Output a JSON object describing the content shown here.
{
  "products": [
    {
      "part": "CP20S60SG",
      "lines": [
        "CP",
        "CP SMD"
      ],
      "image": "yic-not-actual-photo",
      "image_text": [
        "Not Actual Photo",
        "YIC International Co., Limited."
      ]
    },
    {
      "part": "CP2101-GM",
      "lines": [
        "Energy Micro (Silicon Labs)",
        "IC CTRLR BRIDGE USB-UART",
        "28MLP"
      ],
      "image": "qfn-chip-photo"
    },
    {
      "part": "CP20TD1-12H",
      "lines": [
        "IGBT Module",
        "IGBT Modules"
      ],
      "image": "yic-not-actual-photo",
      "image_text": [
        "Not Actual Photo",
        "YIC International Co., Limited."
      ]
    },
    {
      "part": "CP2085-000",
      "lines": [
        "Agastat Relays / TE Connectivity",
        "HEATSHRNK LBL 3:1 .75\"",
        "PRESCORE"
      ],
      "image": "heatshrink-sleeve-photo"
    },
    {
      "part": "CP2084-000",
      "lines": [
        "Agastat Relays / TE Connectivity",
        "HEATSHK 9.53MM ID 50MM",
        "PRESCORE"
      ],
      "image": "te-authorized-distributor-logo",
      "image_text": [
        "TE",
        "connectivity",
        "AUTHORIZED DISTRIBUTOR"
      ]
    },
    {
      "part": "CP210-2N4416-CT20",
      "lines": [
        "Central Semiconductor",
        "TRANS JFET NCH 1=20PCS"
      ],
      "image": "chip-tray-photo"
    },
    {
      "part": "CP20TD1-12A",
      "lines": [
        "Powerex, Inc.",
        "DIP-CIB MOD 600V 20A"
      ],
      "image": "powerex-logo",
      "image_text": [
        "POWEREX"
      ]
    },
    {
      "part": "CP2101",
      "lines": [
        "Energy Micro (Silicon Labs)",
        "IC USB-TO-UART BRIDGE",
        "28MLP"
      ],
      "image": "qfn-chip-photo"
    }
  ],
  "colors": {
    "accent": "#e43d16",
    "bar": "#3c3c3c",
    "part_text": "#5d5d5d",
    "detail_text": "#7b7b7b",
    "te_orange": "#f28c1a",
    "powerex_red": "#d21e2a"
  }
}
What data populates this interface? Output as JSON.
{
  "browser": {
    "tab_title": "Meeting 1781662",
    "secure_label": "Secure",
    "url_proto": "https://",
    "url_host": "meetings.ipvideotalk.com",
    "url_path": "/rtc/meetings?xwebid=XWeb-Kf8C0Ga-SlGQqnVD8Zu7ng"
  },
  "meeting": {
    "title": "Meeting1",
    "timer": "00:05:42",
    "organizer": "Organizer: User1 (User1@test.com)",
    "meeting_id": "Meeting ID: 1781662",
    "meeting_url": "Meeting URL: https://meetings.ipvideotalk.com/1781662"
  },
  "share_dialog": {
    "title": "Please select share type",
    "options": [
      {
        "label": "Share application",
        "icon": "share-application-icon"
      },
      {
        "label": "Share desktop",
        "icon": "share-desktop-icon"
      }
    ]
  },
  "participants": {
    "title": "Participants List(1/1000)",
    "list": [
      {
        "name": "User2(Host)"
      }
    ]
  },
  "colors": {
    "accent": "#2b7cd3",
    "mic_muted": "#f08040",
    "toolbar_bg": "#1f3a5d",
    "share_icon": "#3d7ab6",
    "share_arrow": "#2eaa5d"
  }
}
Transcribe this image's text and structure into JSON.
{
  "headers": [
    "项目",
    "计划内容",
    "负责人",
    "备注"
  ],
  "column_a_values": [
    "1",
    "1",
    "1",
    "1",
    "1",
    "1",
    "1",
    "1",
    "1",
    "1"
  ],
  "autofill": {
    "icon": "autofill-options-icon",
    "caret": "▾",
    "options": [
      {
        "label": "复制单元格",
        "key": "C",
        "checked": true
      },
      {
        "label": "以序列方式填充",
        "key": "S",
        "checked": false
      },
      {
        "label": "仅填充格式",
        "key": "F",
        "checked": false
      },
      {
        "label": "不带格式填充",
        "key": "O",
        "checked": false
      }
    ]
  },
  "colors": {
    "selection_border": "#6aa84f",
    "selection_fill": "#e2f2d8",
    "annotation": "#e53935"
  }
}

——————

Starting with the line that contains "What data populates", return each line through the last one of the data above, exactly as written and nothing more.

What data populates this interface? Output as JSON.
{
  "browser": {
    "tab_title": "Meeting 1781662",
    "secure_label": "Secure",
    "url_proto": "https://",
    "url_host": "meetings.ipvideotalk.com",
    "url_path": "/rtc/meetings?xwebid=XWeb-Kf8C0Ga-SlGQqnVD8Zu7ng"
  },
  "meeting": {
    "title": "Meeting1",
    "timer": "00:05:42",
    "organizer": "Organizer: User1 (User1@test.com)",
    "meeting_id": "Meeting ID: 1781662",
    "meeting_url": "Meeting URL: https://meetings.ipvideotalk.com/1781662"
  },
  "share_dialog": {
    "title": "Please select share type",
    "options": [
      {
        "label": "Share application",
        "icon": "share-application-icon"
      },
      {
        "label": "Share desktop",
        "icon": "share-desktop-icon"
      }
    ]
  },
  "participants": {
    "title": "Participants List(1/1000)",
    "list": [
      {
        "name": "User2(Host)"
      }
    ]
  },
  "colors": {
    "accent": "#2b7cd3",
    "mic_muted": "#f08040",
    "toolbar_bg": "#1f3a5d",
    "share_icon": "#3d7ab6",
    "share_arrow": "#2eaa5d"
  }
}
Transcribe this image's text and structure into JSON.
{
  "headers": [
    "项目",
    "计划内容",
    "负责人",
    "备注"
  ],
  "column_a_values": [
    "1",
    "1",
    "1",
    "1",
    "1",
    "1",
    "1",
    "1",
    "1",
    "1"
  ],
  "autofill": {
    "icon": "autofill-options-icon",
    "caret": "▾",
    "options": [
      {
        "label": "复制单元格",
        "key": "C",
        "checked": true
      },
      {
        "label": "以序列方式填充",
        "key": "S",
        "checked": false
      },
      {
        "label": "仅填充格式",
        "key": "F",
        "checked": false
      },
      {
        "label": "不带格式填充",
        "key": "O",
        "checked": false
      }
    ]
  },
  "colors": {
    "selection_border": "#6aa84f",
    "selection_fill": "#e2f2d8",
    "annotation": "#e53935"
  }
}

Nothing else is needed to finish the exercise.